When people ask me what I am—which has happened for my whole life, and will, I’m sure, continue to happen—I tell them that I’m three-quarters Japanese. I imagine that most people, hearing this, will interpret it to mean that I identify with my Asian ancestry. In truth, though, what it means is that in my whole life I have met exactly one person who is like me in terms of race, and that is my brother.
I don’t know what race and culture mean to other people. I don’t know if anyone ever feels comfortable or at home. What I do know is that I don’t belong. The condescension at the Japanese market when I need help reading a label, the side-eye from the community-college language teacher when I call myself nihonjin instead of amerikajin, the insistence that I’m a “twinky” or “banana”—that is, yellow on the outside, white on the inside—these have had no less impact on my perception of myself than the wrinkled noses at the nori in my lunch in elementary school, the angry shouts to go back where I came from in middle school, being beaten and spit on in high school by people calling me a chink.
My mother likes to tell a story from my kindergarten year, perhaps the moment I learned about race. I had come home upset, asking why the other kids made slanty eyes at me. She tried to explain that I looked different from them, comparing my features and theirs in our class photo. “No, I don’t. I look like that,” I insisted, pointing to a blond-haired, blue-eyed boy. “I look like that, and I look like that, and I look like that.” I pointed to them all.
It is exhausting, feeling defensive both when white people complain about minorities and when people of color complain about white people.
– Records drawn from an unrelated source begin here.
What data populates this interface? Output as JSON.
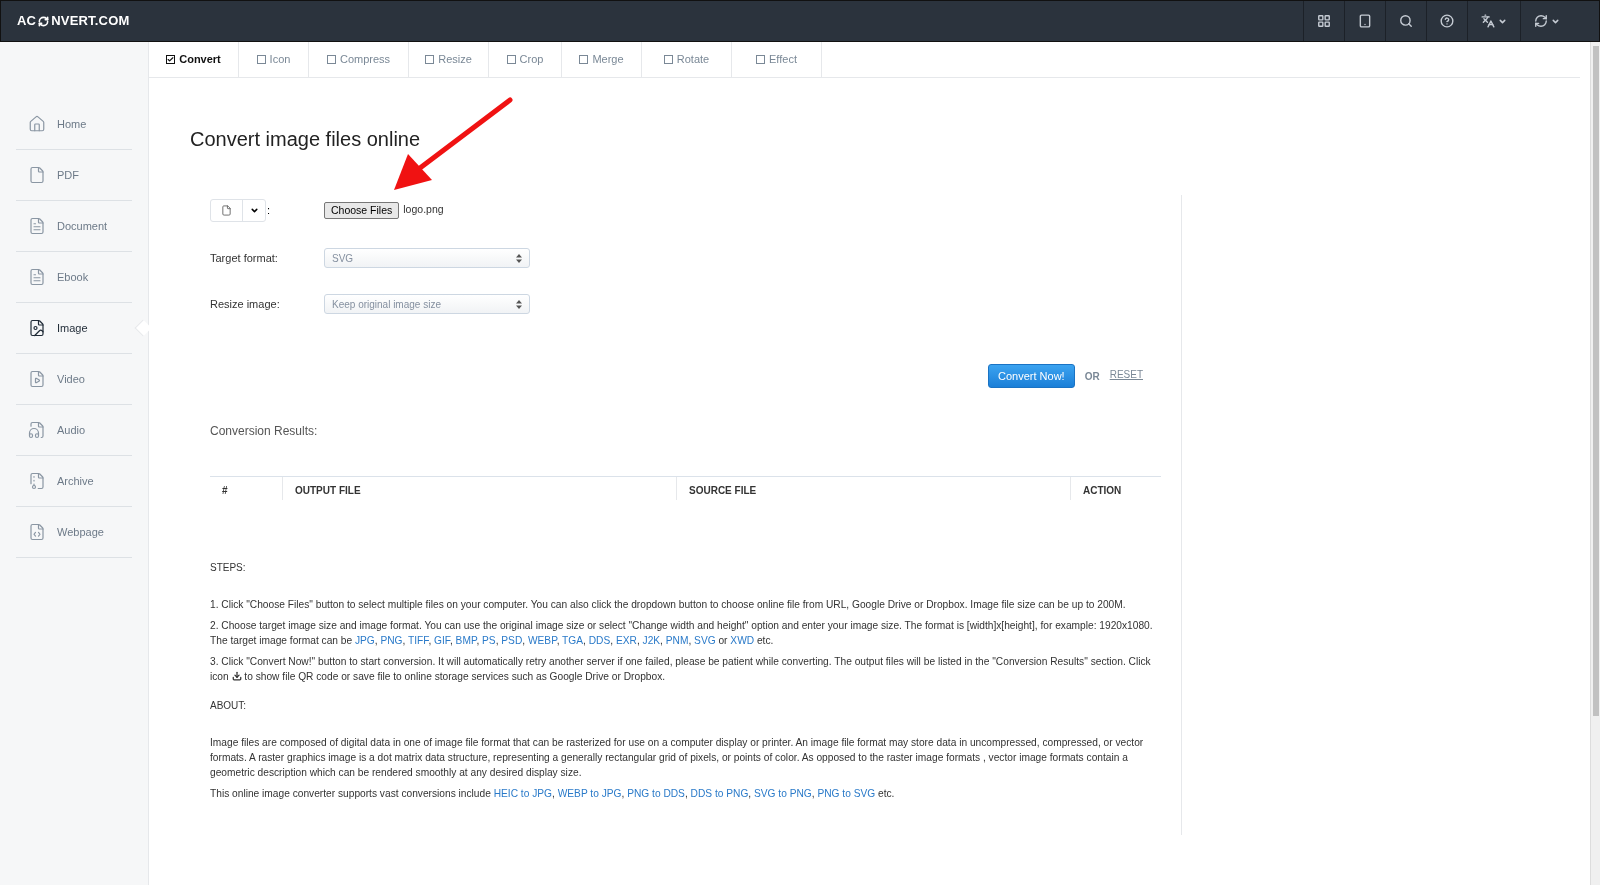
{
  "logo": {
    "before": "AC",
    "after": "NVERT.COM"
  },
  "tabs": [
    {
      "label": "Convert",
      "selected": true
    },
    {
      "label": "Icon",
      "selected": false
    },
    {
      "label": "Compress",
      "selected": false
    },
    {
      "label": "Resize",
      "selected": false
    },
    {
      "label": "Crop",
      "selected": false
    },
    {
      "label": "Merge",
      "selected": false
    },
    {
      "label": "Rotate",
      "selected": false
    },
    {
      "label": "Effect",
      "selected": false
    }
  ],
  "sidebar": {
    "items": [
      {
        "label": "Home",
        "selected": false
      },
      {
        "label": "PDF",
        "selected": false
      },
      {
        "label": "Document",
        "selected": false
      },
      {
        "label": "Ebook",
        "selected": false
      },
      {
        "label": "Image",
        "selected": true
      },
      {
        "label": "Video",
        "selected": false
      },
      {
        "label": "Audio",
        "selected": false
      },
      {
        "label": "Archive",
        "selected": false
      },
      {
        "label": "Webpage",
        "selected": false
      }
    ]
  },
  "title": "Convert image files online",
  "file_input": {
    "source_suffix": ":",
    "button": "Choose Files",
    "file_name": "logo.png"
  },
  "fields": [
    {
      "label": "Target format:",
      "value": "SVG"
    },
    {
      "label": "Resize image:",
      "value": "Keep original image size"
    }
  ],
  "convert_button": "Convert Now!",
  "or_text": "OR",
  "reset_link": "RESET",
  "results_heading": "Conversion Results:",
  "table": {
    "columns": [
      "#",
      "OUTPUT FILE",
      "SOURCE FILE",
      "ACTION"
    ]
  },
  "steps_heading": "STEPS:",
  "steps": [
    [
      {
        "kind": "text",
        "text": "1. Click \"Choose Files\" button to select multiple files on your computer. You can also click the dropdown button to choose online file from URL, Google Drive or Dropbox. Image file size can be up to 200M."
      }
    ],
    [
      {
        "kind": "text",
        "text": "2. Choose target image size and image format. You can use the original image size or select \"Change width and height\" option and enter your image size. The format is [width]x[height], for example: 1920x1080. The target image format can be "
      },
      {
        "kind": "link",
        "text": "JPG"
      },
      {
        "kind": "text",
        "text": ", "
      },
      {
        "kind": "link",
        "text": "PNG"
      },
      {
        "kind": "text",
        "text": ", "
      },
      {
        "kind": "link",
        "text": "TIFF"
      },
      {
        "kind": "text",
        "text": ", "
      },
      {
        "kind": "link",
        "text": "GIF"
      },
      {
        "kind": "text",
        "text": ", "
      },
      {
        "kind": "link",
        "text": "BMP"
      },
      {
        "kind": "text",
        "text": ", "
      },
      {
        "kind": "link",
        "text": "PS"
      },
      {
        "kind": "text",
        "text": ", "
      },
      {
        "kind": "link",
        "text": "PSD"
      },
      {
        "kind": "text",
        "text": ", "
      },
      {
        "kind": "link",
        "text": "WEBP"
      },
      {
        "kind": "text",
        "text": ", "
      },
      {
        "kind": "link",
        "text": "TGA"
      },
      {
        "kind": "text",
        "text": ", "
      },
      {
        "kind": "link",
        "text": "DDS"
      },
      {
        "kind": "text",
        "text": ", "
      },
      {
        "kind": "link",
        "text": "EXR"
      },
      {
        "kind": "text",
        "text": ", "
      },
      {
        "kind": "link",
        "text": "J2K"
      },
      {
        "kind": "text",
        "text": ", "
      },
      {
        "kind": "link",
        "text": "PNM"
      },
      {
        "kind": "text",
        "text": ", "
      },
      {
        "kind": "link",
        "text": "SVG"
      },
      {
        "kind": "text",
        "text": " or "
      },
      {
        "kind": "link",
        "text": "XWD"
      },
      {
        "kind": "text",
        "text": " etc."
      }
    ],
    [
      {
        "kind": "text",
        "text": "3. Click \"Convert Now!\" button to start conversion. It will automatically retry another server if one failed, please be patient while converting. The output files will be listed in the \"Conversion Results\" section. Click icon "
      },
      {
        "kind": "icon"
      },
      {
        "kind": "text",
        "text": " to show file QR code or save file to online storage services such as Google Drive or Dropbox."
      }
    ]
  ],
  "about_heading": "ABOUT:",
  "about": [
    [
      {
        "kind": "text",
        "text": "Image files are composed of digital data in one of image file format that can be rasterized for use on a computer display or printer. An image file format may store data in uncompressed, compressed, or vector formats. A raster graphics image is a dot matrix data structure, representing a generally rectangular grid of pixels, or points of color. As opposed to the raster image formats , vector image formats contain a geometric description which can be rendered smoothly at any desired display size."
      }
    ],
    [
      {
        "kind": "text",
        "text": "This online image converter supports vast conversions include "
      },
      {
        "kind": "link",
        "text": "HEIC to JPG"
      },
      {
        "kind": "text",
        "text": ", "
      },
      {
        "kind": "link",
        "text": "WEBP to JPG"
      },
      {
        "kind": "text",
        "text": ", "
      },
      {
        "kind": "link",
        "text": "PNG to DDS"
      },
      {
        "kind": "text",
        "text": ", "
      },
      {
        "kind": "link",
        "text": "DDS to PNG"
      },
      {
        "kind": "text",
        "text": ", "
      },
      {
        "kind": "link",
        "text": "SVG to PNG"
      },
      {
        "kind": "text",
        "text": ", "
      },
      {
        "kind": "link",
        "text": "PNG to SVG"
      },
      {
        "kind": "text",
        "text": " etc."
      }
    ]
  ]
}
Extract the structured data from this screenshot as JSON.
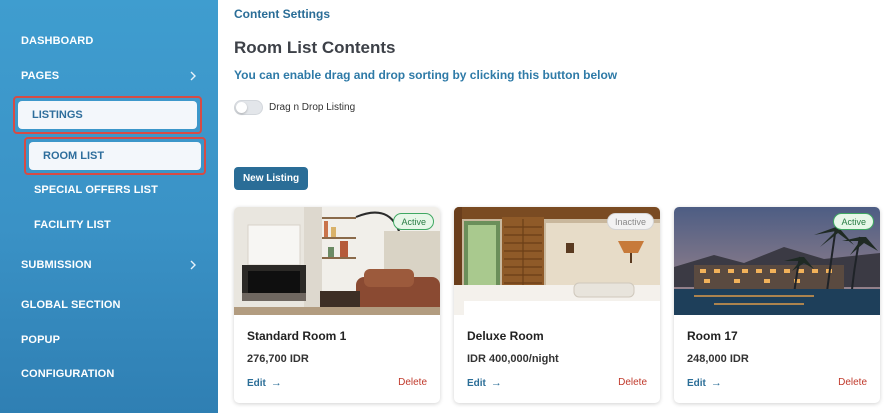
{
  "sidebar": {
    "items": [
      {
        "label": "DASHBOARD"
      },
      {
        "label": "PAGES"
      },
      {
        "label": "LISTINGS"
      },
      {
        "label": "ROOM LIST"
      },
      {
        "label": "SPECIAL OFFERS LIST"
      },
      {
        "label": "FACILITY LIST"
      },
      {
        "label": "SUBMISSION"
      },
      {
        "label": "GLOBAL SECTION"
      },
      {
        "label": "POPUP"
      },
      {
        "label": "CONFIGURATION"
      }
    ],
    "colors": {
      "background": "#3a92c6",
      "highlight_border": "#d64b45"
    }
  },
  "main": {
    "breadcrumb": "Content Settings",
    "title": "Room List Contents",
    "hint": "You can enable drag and drop sorting by clicking this button below",
    "toggle_label": "Drag n Drop Listing",
    "toggle_on": false,
    "new_button": "New Listing",
    "accent": "#2a6d97"
  },
  "cards": [
    {
      "title": "Standard Room 1",
      "price": "276,700 IDR",
      "status": "Active",
      "edit": "Edit",
      "delete": "Delete"
    },
    {
      "title": "Deluxe Room",
      "price": "IDR 400,000/night",
      "status": "Inactive",
      "edit": "Edit",
      "delete": "Delete"
    },
    {
      "title": "Room 17",
      "price": "248,000 IDR",
      "status": "Active",
      "edit": "Edit",
      "delete": "Delete"
    }
  ],
  "icons": {
    "chevron": "chevron-right-icon",
    "edit_arrow": "arrow-right-icon"
  }
}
Feeling uncomfortable even calling myself a “person of color” when I’ve never been harassed by police or kept down by government policies; when my wife, my step-parents, and almost all of my friends are white; when I listen to white music, read white books, watch white television and movies. To constantly be questioning what parts of my heritage are mine to claim, and which I must accept being beyond my reach. To know that, even now, I will always feel on the outside of any group, no matter how much welcome they extend to me, because part of me will never believe someone won’t take it back, the way someone always did when I tried to be white or Asian.
Was Rachel Dolezal entitled to take the identity she took? I don’t know her history, her culture, her circumstances, but I feel in my heart that what she did was wrong. And it frustrates me because it has provided so much opportunity for other people to dismiss and mock the alienation I have always felt.
Was I born the wrong race? No, I was born the way I am, and the way I look is part of how I feel. I wouldn’t want to claim whiteness even if I were allowed to, not if it meant turning my back on being Japanese. I’m both, even if in so many ways I’m neither.
I don’t know if inclusion and representation are important in the grand scheme of things. I don’t know if the pain and isolation I’ve felt ought to matter to anyone but me. But if the past few weeks have taught me anything, if I’ve learned anything in all the responses I’ve read to this stupid, messy racial controversy, it’s that I’m not the only one who feels the way I do. I don’t know if I have a community of my own, but I am not alone. And if you recognize any of my experiences in your own, you’re not alone either.